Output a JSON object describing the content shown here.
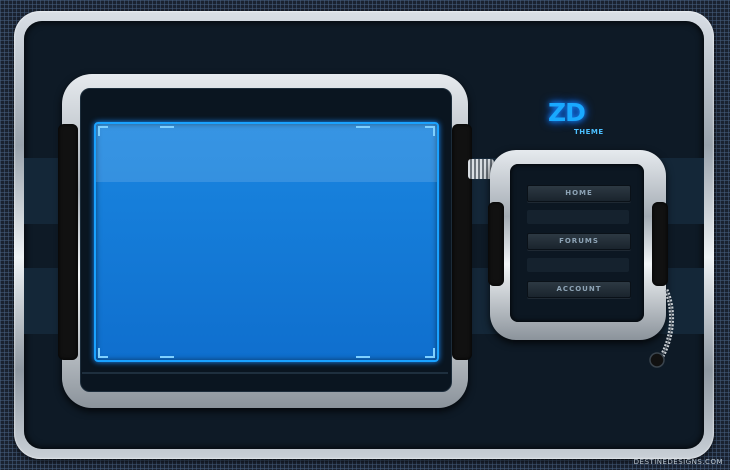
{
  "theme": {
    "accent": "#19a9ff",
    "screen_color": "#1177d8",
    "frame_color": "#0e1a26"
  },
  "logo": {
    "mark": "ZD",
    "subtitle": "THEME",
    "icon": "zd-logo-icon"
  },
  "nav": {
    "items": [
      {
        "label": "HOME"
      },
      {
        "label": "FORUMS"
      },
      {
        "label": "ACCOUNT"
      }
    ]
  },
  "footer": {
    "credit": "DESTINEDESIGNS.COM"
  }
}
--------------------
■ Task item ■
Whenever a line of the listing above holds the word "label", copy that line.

■ Answer box ■
        "label": "HOME"
        "label": "FORUMS"
        "label": "ACCOUNT"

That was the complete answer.